A few short days later, I posted this:
For the first time all day and perhaps even all week, I felt like God was near. I felt Him hold me. Hours before, I had written something for my blog, talking about how I had faith that it would rain one day. That I knew God would send us rain. And then it rained for the first time in months. During a time where I felt distant from God, He sent rain. He didn't just send rain on the earth. He sent rain on my heart that night too.
It was such a beautiful moment. It was like the Lord was giving me a huge hug and saying, "Emily, don't you see? I never left.

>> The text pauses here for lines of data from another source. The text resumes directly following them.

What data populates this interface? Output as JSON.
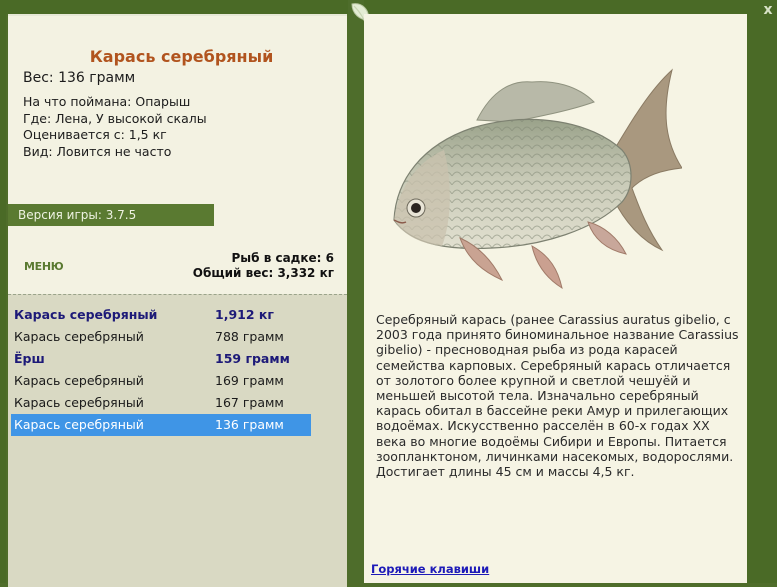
{
  "catch": {
    "title": "Карась серебряный",
    "weight": "Вес: 136 грамм",
    "caught_on": "На что поймана: Опарыш",
    "where": "Где: Лена, У высокой скалы",
    "valued_from": "Оценивается с: 1,5 кг",
    "kind": "Вид: Ловится не часто"
  },
  "version": "Версия игры: 3.7.5",
  "menu_label": "МЕНЮ",
  "stats": {
    "fish_count": "Рыб в садке: 6",
    "total_weight": "Общий вес: 3,332 кг"
  },
  "keepnet": [
    {
      "name": "Карась серебряный",
      "weight": "1,912 кг"
    },
    {
      "name": "Карась серебряный",
      "weight": "788 грамм"
    },
    {
      "name": "Ёрш",
      "weight": "159 грамм"
    },
    {
      "name": "Карась серебряный",
      "weight": "169 грамм"
    },
    {
      "name": "Карась серебряный",
      "weight": "167 грамм"
    },
    {
      "name": "Карась серебряный",
      "weight": "136 грамм"
    }
  ],
  "description": "Серебряный карась (ранее Carassius auratus gibelio, с 2003 года принято биноминальное название Carassius gibelio) - пресноводная рыба из рода карасей семейства карповых. Серебряный карась отличается от золотого более крупной и светлой чешуёй и меньшей высотой тела. Изначально серебряный карась обитал в бассейне реки Амур и прилегающих водоёмах. Искусственно расселён в 60-х годах XX века во многие водоёмы Сибири и Европы. Питается зоопланктоном, личинками насекомых, водорослями. Достигает длины 45 см и массы 4,5 кг.",
  "hotkeys_label": "Горячие клавиши",
  "close_label": "x",
  "icons": {
    "close": "close-icon",
    "leaf": "leaf-decoration-icon",
    "fish": "crucian-carp-image"
  }
}
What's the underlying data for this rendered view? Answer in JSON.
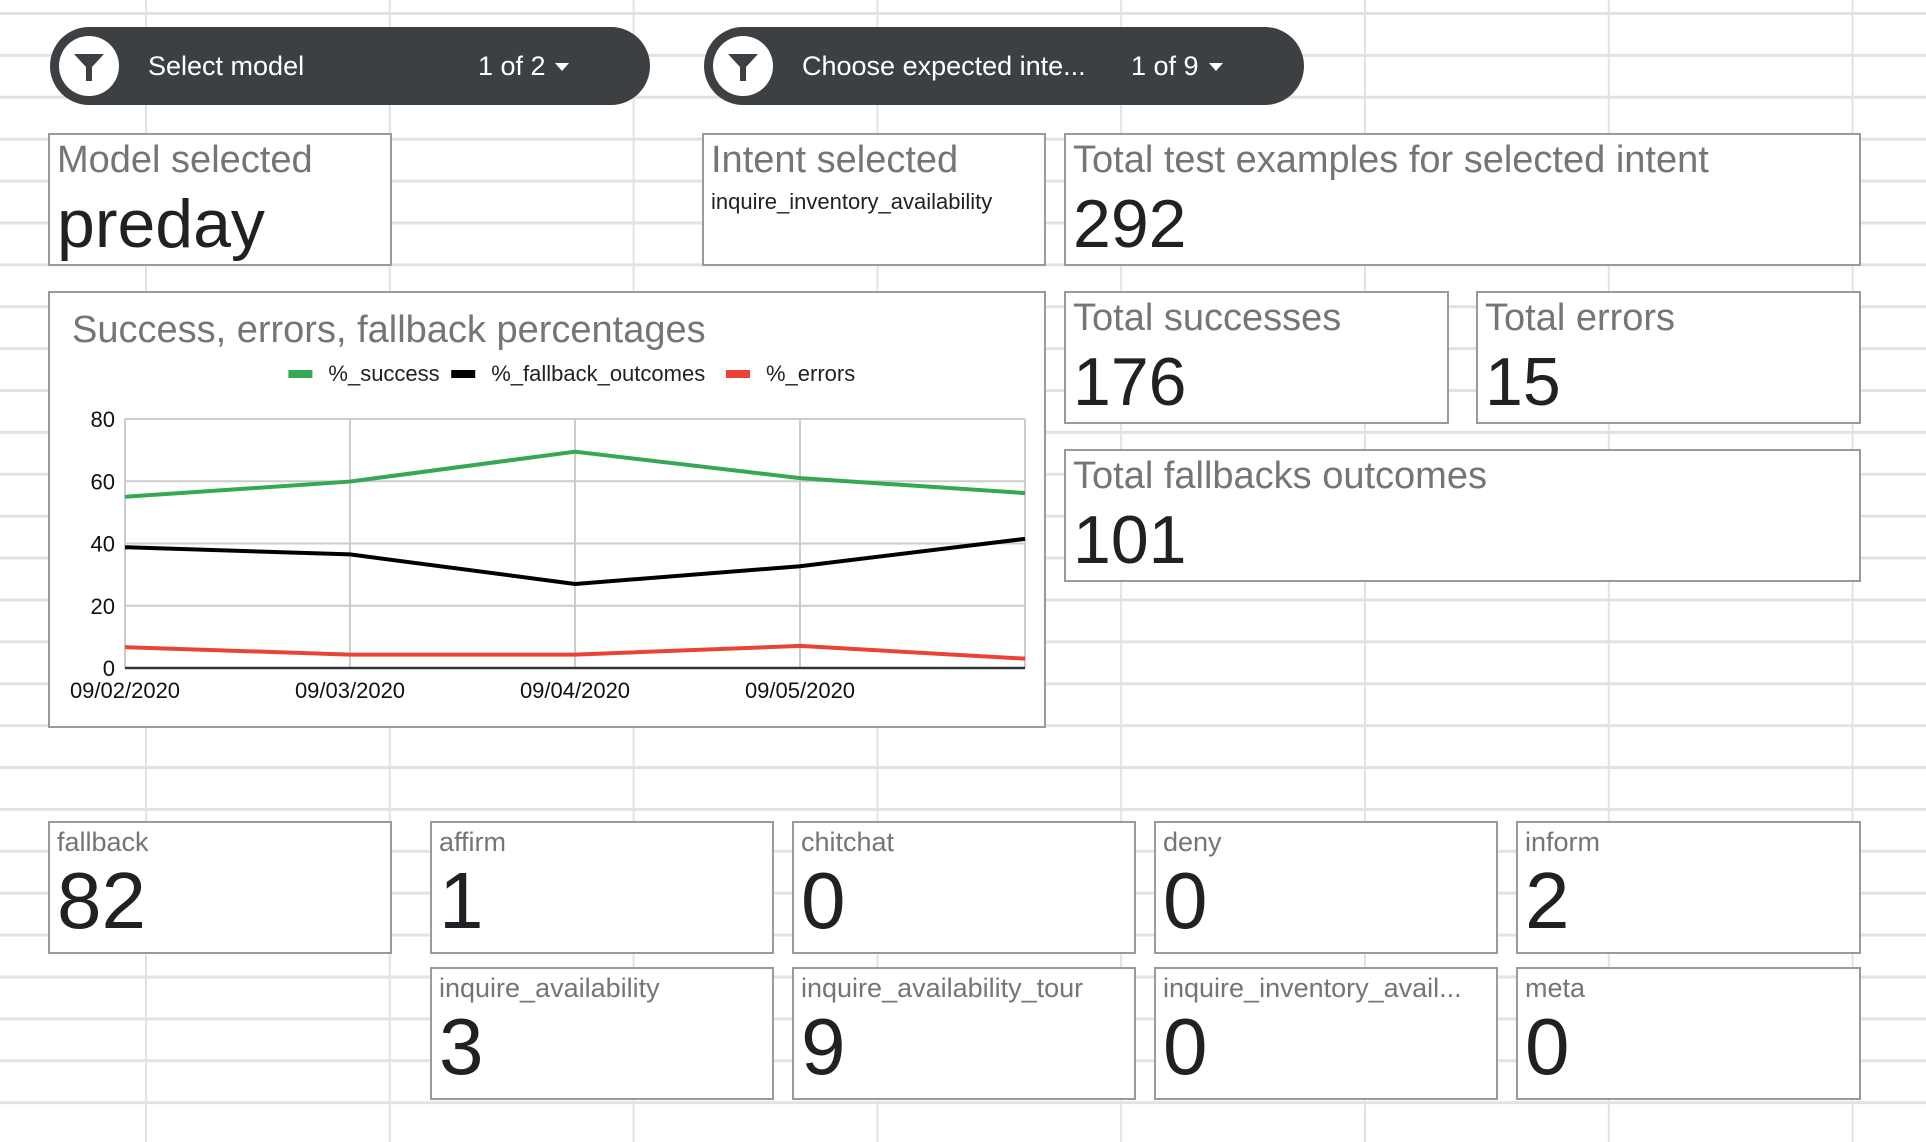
{
  "filters": [
    {
      "label": "Select model",
      "count": "1 of 2",
      "icon": "filter-funnel-icon"
    },
    {
      "label": "Choose expected inte...",
      "count": "1 of 9",
      "icon": "filter-funnel-icon"
    }
  ],
  "scorecards": {
    "model_selected": {
      "title": "Model selected",
      "value": "preday"
    },
    "intent_selected": {
      "title": "Intent selected",
      "value": "inquire_inventory_availability"
    },
    "total_examples": {
      "title": "Total test examples for selected intent",
      "value": "292"
    },
    "total_successes": {
      "title": "Total successes",
      "value": "176"
    },
    "total_errors": {
      "title": "Total errors",
      "value": "15"
    },
    "total_fallbacks": {
      "title": "Total fallbacks outcomes",
      "value": "101"
    }
  },
  "intent_counts": [
    {
      "title": "fallback",
      "value": "82"
    },
    {
      "title": "affirm",
      "value": "1"
    },
    {
      "title": "chitchat",
      "value": "0"
    },
    {
      "title": "deny",
      "value": "0"
    },
    {
      "title": "inform",
      "value": "2"
    },
    {
      "title": "inquire_availability",
      "value": "3"
    },
    {
      "title": "inquire_availability_tour",
      "value": "9"
    },
    {
      "title": "inquire_inventory_avail...",
      "value": "0"
    },
    {
      "title": "meta",
      "value": "0"
    }
  ],
  "chart_data": {
    "type": "line",
    "title": "Success, errors, fallback percentages",
    "xlabel": "",
    "ylabel": "",
    "x": [
      "09/02/2020",
      "09/03/2020",
      "09/04/2020",
      "09/05/2020",
      ""
    ],
    "ylim": [
      0,
      80
    ],
    "yticks": [
      0,
      20,
      40,
      60,
      80
    ],
    "grid": true,
    "legend_position": "top-center",
    "series": [
      {
        "name": "%_success",
        "color": "#34a853",
        "values": [
          55.0,
          59.9,
          69.5,
          61.0,
          56.2
        ]
      },
      {
        "name": "%_fallback_outcomes",
        "color": "#000000",
        "values": [
          38.8,
          36.5,
          27.0,
          32.7,
          41.5
        ]
      },
      {
        "name": "%_errors",
        "color": "#ea4335",
        "values": [
          6.7,
          4.3,
          4.3,
          7.1,
          3.0
        ]
      }
    ]
  }
}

Please let me hold you." Days later, I still feel so grateful, so amazed that He gave me exactly what I needed. The rain was such a gift to our thirsty city and to my thirsty heart.
Even when our fickle human emotions makes us feel distant from God, it doesn't mean He feels the same way. God is always near. He's always working. His love is far more unceasing and relentless than our own shifting feelings.
Let me remind you that we live under a covenant of grace. Christ's death on the cross took the punishment for your sin and you are separated from God no longer. However, sin that you are keeping unconfessed and in your heart, even if it is forgiven by God, can become a source of self-imposed distance in your relationship with Him.
Let me share verses 5-7 of this same chapter of the Bible. "Then I acknowledged my sin to you and did not cover up my iniquity. I said, "I will confess my transgressions to the Lord." And you forgave the guilt of my sin. Therefore let all the faithful pray to you while you may be found; surely the rising of the mighty waters will not reach them. You are my hiding place; you will protect me from trouble and surround me with songs of deliverance."
Your sin may not be as obvious as lying or addiction, but it may still be there in your heart. Your sin may be bitterness festering like a rotting wound. Your sin may be apathy, unwillingness to get up and obey what the Lord is asking you to do. Your sin may be shame because of your sin, a lie and a form of pride that makes you believe what you have done is too bad for your Father to ever forgive.
I encourage you to search your heart tonight. Ask God to reveal any sin that may be causing you to create a distance in your relationship with Him.
And regardless of what the answer is, if you are going through a season of weariness and drought, do not despair. As long as you are on this earth, you will go through times of nourishment and times of exhaustion. Elijah grew so frustrated that he asked God to take his life. From his psalms, David seemed on a constant roller-coaster of emotions and "Why, God, why?!"s. Paul struggled, Peter struggled, and so will you as long as you are on this earth.
Jeremiah 29:11-14 says, "'For I know the plans I have for you,' declares the Lord, 'plans to prosper you and not to harm you, plans to give you hope and a future. Then you will call on me and come and pray to me, and I will listen to you. You will seek me and find me when you seek me with all your heart. I will be found by you,' declares the Lord, "and will bring you back from captivity.'"
Even if your heart fails, His will not. Have faith this summer. Ask the Lord to bring a season of fruit instead of a season of drought... and remember that sometimes the sweetest of fruit can come from a place of wilderness.
Here is a blog post I wrote on July 5, 2012, describing last summer. Last summer was one of the hardest I've ever had and I look back on it with frustration to this day. But I learned from it and the Lord spoke precious things to me in those months. Looking back, all I can feel is thankful for His faithfulness, even when I didn't see it at the time.
He is good.
Two years ago: An Excerpt from an Action Story of my Childhood